Ferocious winds and torrential rain toppled power lines, triggered flooding and sparked landslides that engulfed houses as Rolly swept across the southern part of Luzon. It lost intensity as it skirted the sprawling capital of Manila and headed out to the South China Sea.
"We are horrified by the devastation caused by this typhoon in many areas including Catanduanes island and Albay," Philippines Red Cross President Richard Gordon said in a statement.
"Up to 90 percent of homes have been badly damaged or destroyed in some areas. This typhoon has smashed into people's lives and livelihoods on top of the relentless physical, emotional and economic toll of COVID-19," said Sen. Gordon.
Hundreds of thousands of people fled their homes ahead of the typhoon and many of them remain in evacuation centres as authorities scramble to restore power and telecommunications services in the hardest-hit areas.
Fourteen deaths were recorded in Albay province, but provincial disaster chief Cedric Daep said without pre-emptive evacuations "thousands would have died".
"We have extensive damage to infrastructure and housing," Daep said.
"Many people are hungry.
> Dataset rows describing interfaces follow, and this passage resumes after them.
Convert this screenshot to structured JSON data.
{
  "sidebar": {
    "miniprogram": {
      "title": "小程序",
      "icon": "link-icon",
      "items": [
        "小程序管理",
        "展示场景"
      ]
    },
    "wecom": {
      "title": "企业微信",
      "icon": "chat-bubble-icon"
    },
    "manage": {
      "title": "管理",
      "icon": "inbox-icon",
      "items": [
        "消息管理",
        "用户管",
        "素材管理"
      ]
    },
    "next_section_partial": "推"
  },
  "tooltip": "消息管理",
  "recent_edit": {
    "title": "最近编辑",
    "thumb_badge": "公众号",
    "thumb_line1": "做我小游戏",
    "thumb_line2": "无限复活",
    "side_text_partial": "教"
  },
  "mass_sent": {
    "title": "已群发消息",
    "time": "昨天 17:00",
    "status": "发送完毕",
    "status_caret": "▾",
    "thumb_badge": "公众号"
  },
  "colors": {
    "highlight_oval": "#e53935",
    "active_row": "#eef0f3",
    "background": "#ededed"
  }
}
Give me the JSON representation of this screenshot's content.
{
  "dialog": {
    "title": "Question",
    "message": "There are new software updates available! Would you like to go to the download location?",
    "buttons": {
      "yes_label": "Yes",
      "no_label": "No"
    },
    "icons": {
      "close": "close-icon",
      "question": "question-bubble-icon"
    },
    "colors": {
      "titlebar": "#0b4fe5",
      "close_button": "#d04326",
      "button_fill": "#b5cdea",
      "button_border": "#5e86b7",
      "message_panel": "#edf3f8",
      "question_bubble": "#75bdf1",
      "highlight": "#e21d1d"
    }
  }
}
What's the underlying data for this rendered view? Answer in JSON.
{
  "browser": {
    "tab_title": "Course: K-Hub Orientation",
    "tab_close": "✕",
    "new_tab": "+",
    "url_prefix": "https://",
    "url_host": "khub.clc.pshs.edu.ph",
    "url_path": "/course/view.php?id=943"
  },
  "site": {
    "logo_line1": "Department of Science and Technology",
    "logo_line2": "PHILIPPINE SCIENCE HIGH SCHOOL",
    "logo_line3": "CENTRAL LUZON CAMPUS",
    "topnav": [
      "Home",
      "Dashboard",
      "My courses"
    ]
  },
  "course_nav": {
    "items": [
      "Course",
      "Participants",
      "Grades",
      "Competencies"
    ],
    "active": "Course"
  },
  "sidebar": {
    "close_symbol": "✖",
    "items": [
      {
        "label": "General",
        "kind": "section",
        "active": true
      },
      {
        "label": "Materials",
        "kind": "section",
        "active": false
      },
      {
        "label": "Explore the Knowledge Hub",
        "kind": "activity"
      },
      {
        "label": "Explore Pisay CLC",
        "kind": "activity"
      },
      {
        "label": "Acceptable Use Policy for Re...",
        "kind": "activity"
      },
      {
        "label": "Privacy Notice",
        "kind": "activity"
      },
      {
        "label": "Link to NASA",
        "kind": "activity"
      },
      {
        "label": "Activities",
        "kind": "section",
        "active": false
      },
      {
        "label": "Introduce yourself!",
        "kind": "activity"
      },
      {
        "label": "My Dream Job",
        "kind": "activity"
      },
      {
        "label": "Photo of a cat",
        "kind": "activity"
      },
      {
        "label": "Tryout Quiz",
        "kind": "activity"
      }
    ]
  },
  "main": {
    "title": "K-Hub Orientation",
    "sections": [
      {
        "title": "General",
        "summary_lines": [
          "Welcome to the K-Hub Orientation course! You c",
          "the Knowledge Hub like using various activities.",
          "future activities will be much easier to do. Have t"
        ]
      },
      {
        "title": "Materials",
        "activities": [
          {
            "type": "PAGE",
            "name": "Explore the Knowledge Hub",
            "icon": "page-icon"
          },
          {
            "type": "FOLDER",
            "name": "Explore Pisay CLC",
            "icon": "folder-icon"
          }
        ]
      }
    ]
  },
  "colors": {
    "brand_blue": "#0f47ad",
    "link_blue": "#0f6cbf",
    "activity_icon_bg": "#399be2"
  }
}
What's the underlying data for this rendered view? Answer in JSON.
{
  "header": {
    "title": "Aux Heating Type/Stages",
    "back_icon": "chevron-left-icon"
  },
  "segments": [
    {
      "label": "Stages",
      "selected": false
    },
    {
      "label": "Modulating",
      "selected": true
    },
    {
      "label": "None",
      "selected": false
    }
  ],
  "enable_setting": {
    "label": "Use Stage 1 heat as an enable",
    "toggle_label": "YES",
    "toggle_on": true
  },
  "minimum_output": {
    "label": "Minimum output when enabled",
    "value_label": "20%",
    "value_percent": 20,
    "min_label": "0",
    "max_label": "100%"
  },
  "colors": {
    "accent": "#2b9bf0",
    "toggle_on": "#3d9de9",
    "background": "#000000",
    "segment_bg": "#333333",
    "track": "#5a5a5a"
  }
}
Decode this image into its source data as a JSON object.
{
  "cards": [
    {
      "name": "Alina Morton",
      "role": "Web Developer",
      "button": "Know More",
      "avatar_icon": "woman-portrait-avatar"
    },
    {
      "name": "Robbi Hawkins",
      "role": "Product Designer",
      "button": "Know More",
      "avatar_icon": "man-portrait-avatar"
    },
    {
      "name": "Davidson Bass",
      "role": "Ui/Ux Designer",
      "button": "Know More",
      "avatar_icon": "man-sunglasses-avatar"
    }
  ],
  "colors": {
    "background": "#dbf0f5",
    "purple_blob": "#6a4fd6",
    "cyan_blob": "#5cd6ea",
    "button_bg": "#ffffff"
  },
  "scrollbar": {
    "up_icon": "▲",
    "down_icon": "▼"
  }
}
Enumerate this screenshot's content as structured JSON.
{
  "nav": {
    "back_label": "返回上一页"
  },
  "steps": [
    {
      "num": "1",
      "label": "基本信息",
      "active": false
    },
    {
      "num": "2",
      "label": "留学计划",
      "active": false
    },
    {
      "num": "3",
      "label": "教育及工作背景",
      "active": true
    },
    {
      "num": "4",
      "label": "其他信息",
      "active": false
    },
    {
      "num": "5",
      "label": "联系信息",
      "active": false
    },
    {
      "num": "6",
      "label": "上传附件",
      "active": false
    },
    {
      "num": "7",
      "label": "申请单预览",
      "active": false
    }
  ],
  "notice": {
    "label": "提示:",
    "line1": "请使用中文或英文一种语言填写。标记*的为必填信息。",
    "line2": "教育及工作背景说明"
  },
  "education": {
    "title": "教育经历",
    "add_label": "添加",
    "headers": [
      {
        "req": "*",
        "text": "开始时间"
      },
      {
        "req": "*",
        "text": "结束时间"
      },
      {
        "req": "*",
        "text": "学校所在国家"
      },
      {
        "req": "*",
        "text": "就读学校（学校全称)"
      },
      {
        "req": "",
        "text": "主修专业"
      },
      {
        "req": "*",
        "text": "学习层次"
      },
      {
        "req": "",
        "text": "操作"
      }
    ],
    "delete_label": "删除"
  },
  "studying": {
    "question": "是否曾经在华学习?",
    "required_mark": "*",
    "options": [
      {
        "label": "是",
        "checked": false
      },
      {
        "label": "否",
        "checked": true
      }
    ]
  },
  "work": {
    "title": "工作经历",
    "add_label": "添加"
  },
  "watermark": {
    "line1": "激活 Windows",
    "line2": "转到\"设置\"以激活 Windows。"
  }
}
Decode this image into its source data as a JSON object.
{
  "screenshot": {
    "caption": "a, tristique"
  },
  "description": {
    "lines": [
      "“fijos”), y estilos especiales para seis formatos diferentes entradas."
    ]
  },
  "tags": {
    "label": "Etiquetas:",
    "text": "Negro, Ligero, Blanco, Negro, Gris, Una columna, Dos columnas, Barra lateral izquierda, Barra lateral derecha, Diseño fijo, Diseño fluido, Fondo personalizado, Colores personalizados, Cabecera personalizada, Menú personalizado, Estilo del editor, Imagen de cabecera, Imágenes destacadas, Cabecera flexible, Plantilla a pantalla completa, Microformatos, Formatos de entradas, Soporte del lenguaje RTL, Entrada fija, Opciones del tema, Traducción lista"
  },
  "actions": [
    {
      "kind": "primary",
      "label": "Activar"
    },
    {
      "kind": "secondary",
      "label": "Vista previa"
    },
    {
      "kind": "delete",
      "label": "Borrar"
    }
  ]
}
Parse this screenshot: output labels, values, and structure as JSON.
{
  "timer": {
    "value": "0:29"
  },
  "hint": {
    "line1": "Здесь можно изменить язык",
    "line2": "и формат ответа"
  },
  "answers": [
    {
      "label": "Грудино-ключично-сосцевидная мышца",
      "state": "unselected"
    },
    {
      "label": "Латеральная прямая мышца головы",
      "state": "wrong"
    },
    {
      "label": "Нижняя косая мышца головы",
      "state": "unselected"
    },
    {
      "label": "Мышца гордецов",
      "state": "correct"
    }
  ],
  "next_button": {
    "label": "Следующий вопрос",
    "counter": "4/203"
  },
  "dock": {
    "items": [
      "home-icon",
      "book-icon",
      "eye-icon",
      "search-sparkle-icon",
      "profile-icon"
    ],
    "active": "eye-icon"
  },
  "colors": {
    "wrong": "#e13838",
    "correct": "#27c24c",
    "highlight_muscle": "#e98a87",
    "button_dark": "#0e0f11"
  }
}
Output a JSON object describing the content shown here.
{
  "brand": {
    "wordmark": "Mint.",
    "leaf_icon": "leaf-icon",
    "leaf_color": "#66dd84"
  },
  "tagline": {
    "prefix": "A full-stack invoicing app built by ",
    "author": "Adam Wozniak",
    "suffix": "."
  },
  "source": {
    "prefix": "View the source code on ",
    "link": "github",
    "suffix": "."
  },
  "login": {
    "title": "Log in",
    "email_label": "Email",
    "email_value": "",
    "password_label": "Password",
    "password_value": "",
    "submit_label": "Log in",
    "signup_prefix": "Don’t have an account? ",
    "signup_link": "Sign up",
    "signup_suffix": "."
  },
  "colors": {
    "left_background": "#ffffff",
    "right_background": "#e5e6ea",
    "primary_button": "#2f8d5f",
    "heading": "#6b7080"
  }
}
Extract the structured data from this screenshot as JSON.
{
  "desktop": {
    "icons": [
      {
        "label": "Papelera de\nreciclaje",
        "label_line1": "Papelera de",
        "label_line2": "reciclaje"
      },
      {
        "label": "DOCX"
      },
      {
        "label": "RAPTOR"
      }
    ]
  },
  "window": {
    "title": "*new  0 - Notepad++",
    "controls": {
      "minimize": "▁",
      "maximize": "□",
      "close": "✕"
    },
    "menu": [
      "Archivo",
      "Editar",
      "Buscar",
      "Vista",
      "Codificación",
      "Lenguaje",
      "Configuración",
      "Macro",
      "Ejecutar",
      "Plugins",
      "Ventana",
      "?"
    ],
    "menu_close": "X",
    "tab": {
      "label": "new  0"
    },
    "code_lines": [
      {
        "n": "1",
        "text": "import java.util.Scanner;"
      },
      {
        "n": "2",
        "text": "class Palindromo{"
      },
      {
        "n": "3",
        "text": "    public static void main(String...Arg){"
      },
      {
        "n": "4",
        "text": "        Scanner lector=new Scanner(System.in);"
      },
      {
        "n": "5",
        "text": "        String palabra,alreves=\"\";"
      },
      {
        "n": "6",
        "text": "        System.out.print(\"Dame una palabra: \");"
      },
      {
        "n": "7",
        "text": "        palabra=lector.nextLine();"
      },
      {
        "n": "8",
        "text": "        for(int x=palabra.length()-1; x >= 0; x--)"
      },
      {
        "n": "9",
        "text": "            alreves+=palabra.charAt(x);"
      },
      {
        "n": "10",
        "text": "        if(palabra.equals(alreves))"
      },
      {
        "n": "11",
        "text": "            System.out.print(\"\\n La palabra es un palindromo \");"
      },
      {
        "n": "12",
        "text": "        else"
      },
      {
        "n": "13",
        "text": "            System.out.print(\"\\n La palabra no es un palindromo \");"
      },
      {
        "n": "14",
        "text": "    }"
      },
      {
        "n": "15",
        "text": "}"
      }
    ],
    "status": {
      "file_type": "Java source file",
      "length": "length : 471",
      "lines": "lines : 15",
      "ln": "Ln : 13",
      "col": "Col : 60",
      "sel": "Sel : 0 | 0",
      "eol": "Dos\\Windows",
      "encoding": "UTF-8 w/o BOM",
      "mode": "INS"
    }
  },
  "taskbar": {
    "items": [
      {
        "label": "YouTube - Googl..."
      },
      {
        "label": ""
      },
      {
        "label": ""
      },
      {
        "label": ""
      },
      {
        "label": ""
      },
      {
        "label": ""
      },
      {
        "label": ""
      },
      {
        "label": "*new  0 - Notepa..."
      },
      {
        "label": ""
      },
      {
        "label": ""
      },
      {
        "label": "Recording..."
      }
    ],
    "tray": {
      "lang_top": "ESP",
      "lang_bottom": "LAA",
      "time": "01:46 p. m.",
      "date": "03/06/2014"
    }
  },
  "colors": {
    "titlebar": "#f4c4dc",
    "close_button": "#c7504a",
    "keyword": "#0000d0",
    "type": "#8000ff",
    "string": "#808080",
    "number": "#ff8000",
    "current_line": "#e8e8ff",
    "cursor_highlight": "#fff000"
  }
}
They had already suffered from Covid due to the loss of jobs and dislocation. Some don't even have kitchen utensils."
Seven of the victims were in a town that was hit by a landslide of volcanic ash from the nearby active Mayon volcano.
The mayor of Guinobatan told local media that around 147 homes had been swamped and some were now unlivable.
"We are severely affected here," provincial Governor Joseph Cua told a government briefing.
Most of the island's power lines were damaged in the typhoon and reports from towns were only trickling in, suggesting the toll could rise.
"We're hoping aid will arrive soon. We are short on funds," Cua told CNN Philippines.
Across the areas in Rolly's path, more than 20,000 houses were destroyed and around 58,000 partially damaged, Civil Defense said in a statement. Farmland was also damaged.
Clean-up efforts were under way with residents removing sodden furniture and other belongings from their houses as they shovelled out mud and debris after heavy rains inundated towns.
"The flood took only minutes to rise -- not hours, but minutes," Alona Espino in Batangas city, south of Manila, told AFP.
"We never experienced flood raging so fast."